Action item: All that is needed is every line of the listing below that has "data".

Available records:

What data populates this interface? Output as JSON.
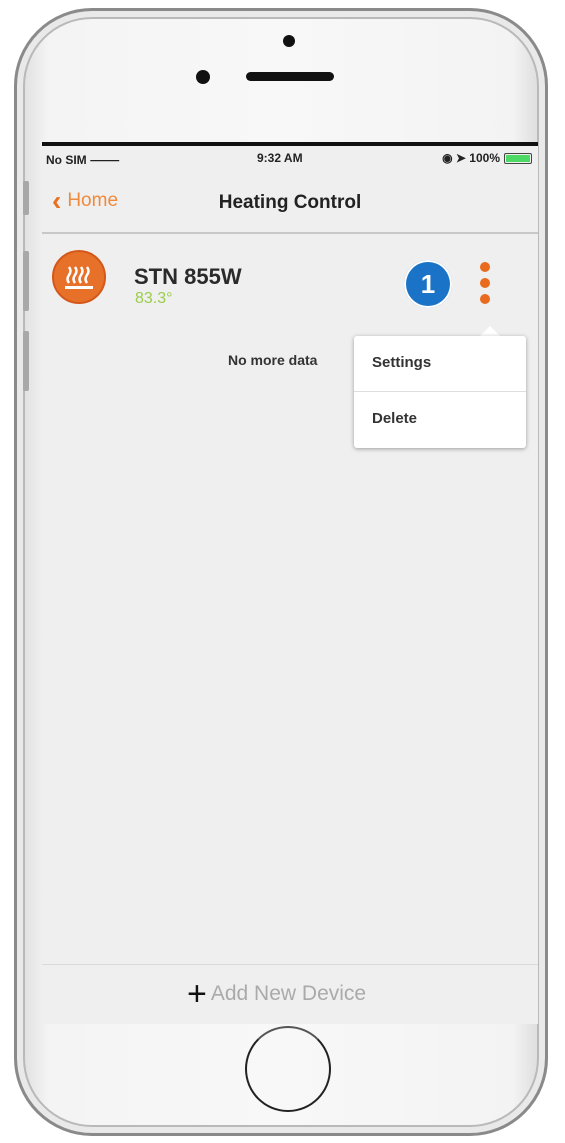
{
  "status_bar": {
    "carrier": "No SIM ⸻",
    "time": "9:32 AM",
    "battery_text": "◉ ➤ 100%"
  },
  "nav": {
    "back_label": "Home",
    "title": "Heating Control"
  },
  "device": {
    "name": "STN 855W",
    "temperature": "83.3°",
    "icon": "heater-icon"
  },
  "step_badge": "1",
  "empty_text": "No more data",
  "menu": {
    "items": [
      {
        "label": "Settings"
      },
      {
        "label": "Delete"
      }
    ]
  },
  "footer": {
    "add_label": "Add New Device"
  },
  "colors": {
    "accent": "#e8711f",
    "temp": "#9acd4a",
    "badge": "#1a73c6"
  }
}
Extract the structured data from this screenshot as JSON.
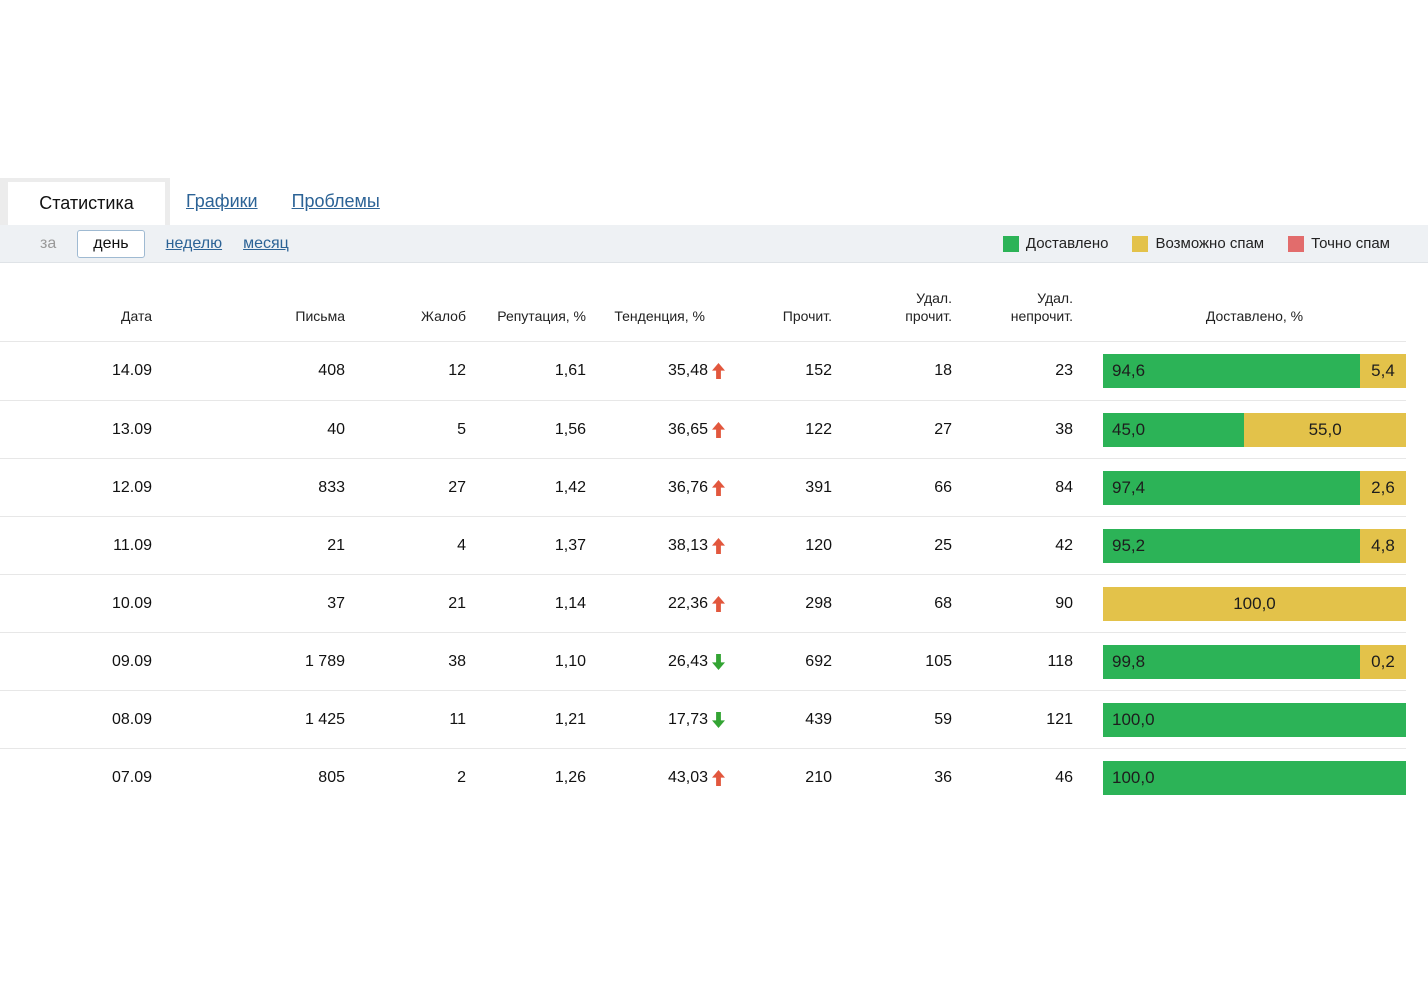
{
  "tabs": [
    {
      "id": "statistics",
      "label": "Статистика",
      "active": true
    },
    {
      "id": "charts",
      "label": "Графики",
      "active": false
    },
    {
      "id": "problems",
      "label": "Проблемы",
      "active": false
    }
  ],
  "period": {
    "prefix": "за",
    "options": [
      {
        "id": "day",
        "label": "день",
        "selected": true
      },
      {
        "id": "week",
        "label": "неделю",
        "selected": false
      },
      {
        "id": "month",
        "label": "месяц",
        "selected": false
      }
    ]
  },
  "legend": [
    {
      "id": "delivered",
      "label": "Доставлено",
      "color": "#2cb357"
    },
    {
      "id": "maybe_spam",
      "label": "Возможно спам",
      "color": "#e3c24a"
    },
    {
      "id": "sure_spam",
      "label": "Точно спам",
      "color": "#e26c6c"
    }
  ],
  "colors": {
    "delivered": "#2cb357",
    "maybe_spam": "#e3c24a",
    "sure_spam": "#e26c6c",
    "trend_up": "#e2573d",
    "trend_down": "#33a433"
  },
  "table": {
    "columns": [
      {
        "key": "date",
        "label": "Дата"
      },
      {
        "key": "letters",
        "label": "Письма"
      },
      {
        "key": "complaints",
        "label": "Жалоб"
      },
      {
        "key": "reputation",
        "label": "Репутация, %"
      },
      {
        "key": "trend",
        "label": "Тенденция, %"
      },
      {
        "key": "read",
        "label": "Прочит."
      },
      {
        "key": "deleted-read",
        "label": "Удал.\nпрочит."
      },
      {
        "key": "deleted-unread",
        "label": "Удал.\nнепрочит."
      },
      {
        "key": "delivered",
        "label": "Доставлено, %"
      }
    ],
    "rows": [
      {
        "date": "14.09",
        "letters": "408",
        "complaints": "12",
        "reputation": "1,61",
        "trend": "35,48",
        "trend_dir": "up",
        "read": "152",
        "del_read": "18",
        "del_unread": "23",
        "delivered": [
          {
            "type": "delivered",
            "label": "94,6",
            "pct": 94.6
          },
          {
            "type": "maybe_spam",
            "label": "5,4",
            "pct": 5.4
          }
        ]
      },
      {
        "date": "13.09",
        "letters": "40",
        "complaints": "5",
        "reputation": "1,56",
        "trend": "36,65",
        "trend_dir": "up",
        "read": "122",
        "del_read": "27",
        "del_unread": "38",
        "delivered": [
          {
            "type": "delivered",
            "label": "45,0",
            "pct": 45.0
          },
          {
            "type": "maybe_spam",
            "label": "55,0",
            "pct": 55.0
          }
        ]
      },
      {
        "date": "12.09",
        "letters": "833",
        "complaints": "27",
        "reputation": "1,42",
        "trend": "36,76",
        "trend_dir": "up",
        "read": "391",
        "del_read": "66",
        "del_unread": "84",
        "delivered": [
          {
            "type": "delivered",
            "label": "97,4",
            "pct": 97.4
          },
          {
            "type": "maybe_spam",
            "label": "2,6",
            "pct": 2.6
          }
        ]
      },
      {
        "date": "11.09",
        "letters": "21",
        "complaints": "4",
        "reputation": "1,37",
        "trend": "38,13",
        "trend_dir": "up",
        "read": "120",
        "del_read": "25",
        "del_unread": "42",
        "delivered": [
          {
            "type": "delivered",
            "label": "95,2",
            "pct": 95.2
          },
          {
            "type": "maybe_spam",
            "label": "4,8",
            "pct": 4.8
          }
        ]
      },
      {
        "date": "10.09",
        "letters": "37",
        "complaints": "21",
        "reputation": "1,14",
        "trend": "22,36",
        "trend_dir": "up",
        "read": "298",
        "del_read": "68",
        "del_unread": "90",
        "delivered": [
          {
            "type": "maybe_spam",
            "label": "100,0",
            "pct": 100.0
          }
        ]
      },
      {
        "date": "09.09",
        "letters": "1 789",
        "complaints": "38",
        "reputation": "1,10",
        "trend": "26,43",
        "trend_dir": "down",
        "read": "692",
        "del_read": "105",
        "del_unread": "118",
        "delivered": [
          {
            "type": "delivered",
            "label": "99,8",
            "pct": 99.8
          },
          {
            "type": "maybe_spam",
            "label": "0,2",
            "pct": 0.2
          }
        ]
      },
      {
        "date": "08.09",
        "letters": "1 425",
        "complaints": "11",
        "reputation": "1,21",
        "trend": "17,73",
        "trend_dir": "down",
        "read": "439",
        "del_read": "59",
        "del_unread": "121",
        "delivered": [
          {
            "type": "delivered",
            "label": "100,0",
            "pct": 100.0
          }
        ]
      },
      {
        "date": "07.09",
        "letters": "805",
        "complaints": "2",
        "reputation": "1,26",
        "trend": "43,03",
        "trend_dir": "up",
        "read": "210",
        "del_read": "36",
        "del_unread": "46",
        "delivered": [
          {
            "type": "delivered",
            "label": "100,0",
            "pct": 100.0
          }
        ]
      }
    ]
  }
}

Written response:
What data populates this interface? Output as JSON.
  "empty_text": "No more data",
Extract the structured data from this screenshot as JSON.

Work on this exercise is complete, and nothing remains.